What to Do When a Roommate Is Moving Out

Source: Thinkstock

Source: Thinkstock

Many people have their first roommate during college. Statistics published by Connecticut College indicate that 95 percent of students entering their first year of college have never even shared a bedroom. Then after college, some people choose to continue along the roommate route in efforts to save money — or simply because they enjoy living with friends.

Roommate relationships often involve a certain level of commitment. You place trust in a roommate, relying on them to pay their portion of the bills and rent and to take proper care of your place of residence. Oftentimes a roommate is a close friend. You may see your roommate each and every day, hang out with them, and ask them for advice on relationships, school, your career, or life in general.

But what do you do when a roommate situation goes awry? Oftentimes, lives move in different directions at different times, and one roommate may be ready to leave the living situation before another. In other instances, living together is not the experience you thought it would be. Your roommate may not be as bad as the crazy lady from Single White Female or even Jack Black’s character from the School of Rock. But sometimes, a messy roommate or one who likes to party at all hours of the night can drive you crazy.

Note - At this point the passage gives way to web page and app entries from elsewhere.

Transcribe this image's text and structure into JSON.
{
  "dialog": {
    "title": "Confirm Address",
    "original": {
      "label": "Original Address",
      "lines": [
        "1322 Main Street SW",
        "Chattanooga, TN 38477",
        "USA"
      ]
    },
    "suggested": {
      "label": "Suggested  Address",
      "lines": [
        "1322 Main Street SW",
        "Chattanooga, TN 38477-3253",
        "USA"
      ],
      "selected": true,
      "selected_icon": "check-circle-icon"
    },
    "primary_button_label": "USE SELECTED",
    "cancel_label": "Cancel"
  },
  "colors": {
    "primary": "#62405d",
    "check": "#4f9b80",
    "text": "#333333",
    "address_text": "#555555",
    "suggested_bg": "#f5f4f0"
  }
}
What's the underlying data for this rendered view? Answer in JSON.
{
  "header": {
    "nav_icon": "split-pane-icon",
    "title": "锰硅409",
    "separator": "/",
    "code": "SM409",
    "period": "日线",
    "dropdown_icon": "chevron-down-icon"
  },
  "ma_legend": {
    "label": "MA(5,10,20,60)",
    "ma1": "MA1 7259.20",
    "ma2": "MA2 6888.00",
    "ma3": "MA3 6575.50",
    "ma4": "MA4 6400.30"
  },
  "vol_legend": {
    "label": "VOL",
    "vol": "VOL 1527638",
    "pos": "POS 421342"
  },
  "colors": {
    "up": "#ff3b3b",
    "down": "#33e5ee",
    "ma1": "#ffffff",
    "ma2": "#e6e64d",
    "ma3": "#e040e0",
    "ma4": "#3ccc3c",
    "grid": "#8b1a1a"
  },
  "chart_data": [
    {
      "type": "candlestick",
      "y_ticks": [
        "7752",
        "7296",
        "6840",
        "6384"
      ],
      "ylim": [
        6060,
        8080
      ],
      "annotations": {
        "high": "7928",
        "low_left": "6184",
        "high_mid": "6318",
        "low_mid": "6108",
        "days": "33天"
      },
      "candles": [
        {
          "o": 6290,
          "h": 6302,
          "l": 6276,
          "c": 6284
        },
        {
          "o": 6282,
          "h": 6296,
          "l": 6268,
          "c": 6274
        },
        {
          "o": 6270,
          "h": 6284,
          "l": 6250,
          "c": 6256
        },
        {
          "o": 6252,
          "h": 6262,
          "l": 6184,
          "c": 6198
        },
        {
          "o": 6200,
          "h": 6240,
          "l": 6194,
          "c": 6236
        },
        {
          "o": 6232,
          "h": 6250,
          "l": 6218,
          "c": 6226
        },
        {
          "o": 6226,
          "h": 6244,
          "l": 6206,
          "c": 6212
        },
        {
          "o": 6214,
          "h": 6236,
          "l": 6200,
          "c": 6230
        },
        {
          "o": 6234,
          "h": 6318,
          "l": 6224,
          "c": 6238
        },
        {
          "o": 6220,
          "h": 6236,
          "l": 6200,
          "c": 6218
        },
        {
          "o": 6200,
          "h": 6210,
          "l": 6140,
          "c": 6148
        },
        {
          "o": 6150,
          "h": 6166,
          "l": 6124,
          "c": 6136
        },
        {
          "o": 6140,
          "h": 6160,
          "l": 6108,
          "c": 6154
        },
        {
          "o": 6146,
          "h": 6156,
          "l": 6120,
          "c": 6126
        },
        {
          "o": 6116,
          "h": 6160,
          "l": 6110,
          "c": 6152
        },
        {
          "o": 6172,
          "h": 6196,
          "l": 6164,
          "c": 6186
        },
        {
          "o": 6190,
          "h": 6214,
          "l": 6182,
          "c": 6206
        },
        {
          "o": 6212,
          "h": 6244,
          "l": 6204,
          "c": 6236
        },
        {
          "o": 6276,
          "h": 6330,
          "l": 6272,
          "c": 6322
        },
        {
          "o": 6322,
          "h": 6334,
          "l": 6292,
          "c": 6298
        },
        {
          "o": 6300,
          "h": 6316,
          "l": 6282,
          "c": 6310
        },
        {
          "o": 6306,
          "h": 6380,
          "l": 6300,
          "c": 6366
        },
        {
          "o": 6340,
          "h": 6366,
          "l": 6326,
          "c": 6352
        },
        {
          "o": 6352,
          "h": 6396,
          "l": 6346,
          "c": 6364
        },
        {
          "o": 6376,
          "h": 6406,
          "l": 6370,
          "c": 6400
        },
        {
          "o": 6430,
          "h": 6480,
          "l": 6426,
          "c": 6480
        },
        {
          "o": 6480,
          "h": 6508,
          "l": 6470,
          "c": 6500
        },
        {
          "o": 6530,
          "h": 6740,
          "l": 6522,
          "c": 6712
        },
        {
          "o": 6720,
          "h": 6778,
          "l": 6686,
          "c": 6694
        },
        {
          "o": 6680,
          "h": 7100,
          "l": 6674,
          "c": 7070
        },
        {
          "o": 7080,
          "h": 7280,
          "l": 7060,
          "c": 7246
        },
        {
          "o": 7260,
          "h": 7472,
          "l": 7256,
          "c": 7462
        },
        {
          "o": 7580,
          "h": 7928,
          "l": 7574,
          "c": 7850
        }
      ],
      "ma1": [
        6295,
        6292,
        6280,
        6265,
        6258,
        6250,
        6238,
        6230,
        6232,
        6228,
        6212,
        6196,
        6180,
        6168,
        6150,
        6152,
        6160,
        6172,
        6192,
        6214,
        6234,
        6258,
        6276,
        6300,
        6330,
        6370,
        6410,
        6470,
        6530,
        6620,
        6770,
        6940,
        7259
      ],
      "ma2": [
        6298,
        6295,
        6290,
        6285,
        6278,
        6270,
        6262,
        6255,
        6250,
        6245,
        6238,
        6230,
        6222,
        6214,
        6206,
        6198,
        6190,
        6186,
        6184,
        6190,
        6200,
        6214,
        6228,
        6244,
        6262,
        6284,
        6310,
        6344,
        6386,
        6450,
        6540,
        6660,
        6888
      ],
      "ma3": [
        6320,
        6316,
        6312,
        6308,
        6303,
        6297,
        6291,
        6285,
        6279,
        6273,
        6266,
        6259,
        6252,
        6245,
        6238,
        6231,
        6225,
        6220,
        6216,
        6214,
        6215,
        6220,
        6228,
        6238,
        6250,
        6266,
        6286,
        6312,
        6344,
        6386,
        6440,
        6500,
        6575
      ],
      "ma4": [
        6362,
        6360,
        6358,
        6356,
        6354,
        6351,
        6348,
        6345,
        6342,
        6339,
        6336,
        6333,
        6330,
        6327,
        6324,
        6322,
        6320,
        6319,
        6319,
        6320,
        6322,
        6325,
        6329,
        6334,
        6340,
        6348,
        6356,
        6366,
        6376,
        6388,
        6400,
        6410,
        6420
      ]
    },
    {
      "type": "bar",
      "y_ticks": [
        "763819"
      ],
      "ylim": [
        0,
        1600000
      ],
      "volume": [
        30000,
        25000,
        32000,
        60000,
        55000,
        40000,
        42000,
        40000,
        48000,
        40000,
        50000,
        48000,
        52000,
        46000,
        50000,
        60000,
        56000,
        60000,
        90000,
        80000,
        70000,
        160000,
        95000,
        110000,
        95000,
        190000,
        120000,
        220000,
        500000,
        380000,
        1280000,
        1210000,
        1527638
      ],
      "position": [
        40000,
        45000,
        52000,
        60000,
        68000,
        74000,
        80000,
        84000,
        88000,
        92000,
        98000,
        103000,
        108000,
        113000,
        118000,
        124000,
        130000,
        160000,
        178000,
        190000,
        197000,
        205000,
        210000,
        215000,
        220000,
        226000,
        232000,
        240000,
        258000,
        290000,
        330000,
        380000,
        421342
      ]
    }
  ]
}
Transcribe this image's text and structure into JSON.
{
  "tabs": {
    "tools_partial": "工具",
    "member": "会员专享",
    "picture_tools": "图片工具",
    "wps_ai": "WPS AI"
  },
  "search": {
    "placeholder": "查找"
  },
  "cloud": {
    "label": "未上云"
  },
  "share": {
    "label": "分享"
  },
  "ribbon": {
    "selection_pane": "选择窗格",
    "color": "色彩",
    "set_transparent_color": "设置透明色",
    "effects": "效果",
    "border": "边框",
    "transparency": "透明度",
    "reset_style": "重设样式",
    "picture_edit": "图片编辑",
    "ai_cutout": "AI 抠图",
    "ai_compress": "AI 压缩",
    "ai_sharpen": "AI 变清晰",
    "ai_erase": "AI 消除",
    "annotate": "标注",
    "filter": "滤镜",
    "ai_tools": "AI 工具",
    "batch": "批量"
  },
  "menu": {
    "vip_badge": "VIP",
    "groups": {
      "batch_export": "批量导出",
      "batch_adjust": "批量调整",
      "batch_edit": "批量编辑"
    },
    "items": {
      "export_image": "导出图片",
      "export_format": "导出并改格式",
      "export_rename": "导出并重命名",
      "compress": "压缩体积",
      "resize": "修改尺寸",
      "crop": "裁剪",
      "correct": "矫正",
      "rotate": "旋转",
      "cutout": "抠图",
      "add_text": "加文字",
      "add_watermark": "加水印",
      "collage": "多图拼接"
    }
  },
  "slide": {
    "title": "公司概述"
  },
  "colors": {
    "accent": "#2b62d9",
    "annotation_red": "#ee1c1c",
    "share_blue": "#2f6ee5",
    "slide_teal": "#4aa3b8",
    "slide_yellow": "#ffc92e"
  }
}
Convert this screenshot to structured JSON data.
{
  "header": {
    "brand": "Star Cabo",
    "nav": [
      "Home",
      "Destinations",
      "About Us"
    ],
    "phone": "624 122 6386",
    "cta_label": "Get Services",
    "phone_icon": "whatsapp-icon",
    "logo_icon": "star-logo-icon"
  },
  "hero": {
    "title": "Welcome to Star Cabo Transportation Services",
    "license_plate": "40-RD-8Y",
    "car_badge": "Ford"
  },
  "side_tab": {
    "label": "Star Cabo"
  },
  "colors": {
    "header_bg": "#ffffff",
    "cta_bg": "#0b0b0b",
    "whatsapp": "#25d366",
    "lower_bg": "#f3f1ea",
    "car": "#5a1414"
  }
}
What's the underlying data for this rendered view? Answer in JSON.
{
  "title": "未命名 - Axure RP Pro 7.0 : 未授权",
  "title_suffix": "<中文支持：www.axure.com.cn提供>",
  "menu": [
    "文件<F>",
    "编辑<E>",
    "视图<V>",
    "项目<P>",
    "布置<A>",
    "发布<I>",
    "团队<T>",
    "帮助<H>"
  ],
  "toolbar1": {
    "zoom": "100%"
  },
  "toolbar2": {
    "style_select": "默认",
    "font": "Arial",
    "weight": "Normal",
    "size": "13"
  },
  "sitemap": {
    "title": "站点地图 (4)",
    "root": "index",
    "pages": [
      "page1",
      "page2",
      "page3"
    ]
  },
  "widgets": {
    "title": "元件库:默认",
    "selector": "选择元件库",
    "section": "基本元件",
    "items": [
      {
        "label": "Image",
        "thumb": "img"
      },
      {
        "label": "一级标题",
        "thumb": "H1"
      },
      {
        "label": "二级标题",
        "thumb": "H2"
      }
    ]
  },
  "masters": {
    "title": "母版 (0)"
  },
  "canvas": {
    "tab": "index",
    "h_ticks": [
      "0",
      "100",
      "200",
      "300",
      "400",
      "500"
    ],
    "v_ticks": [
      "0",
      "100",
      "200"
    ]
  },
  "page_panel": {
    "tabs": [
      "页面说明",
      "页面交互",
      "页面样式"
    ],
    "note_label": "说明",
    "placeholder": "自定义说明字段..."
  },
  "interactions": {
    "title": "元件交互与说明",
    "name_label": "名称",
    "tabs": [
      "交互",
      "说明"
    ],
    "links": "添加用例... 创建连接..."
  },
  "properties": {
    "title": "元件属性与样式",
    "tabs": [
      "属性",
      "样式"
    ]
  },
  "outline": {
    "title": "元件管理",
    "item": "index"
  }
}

If your roommate is thinking about moving out, or if you’re ready to leave your roommate situation, there are a few things you should know first. If you take these steps, you can protect yourself from having to shell out big bucks after a roommate moves out.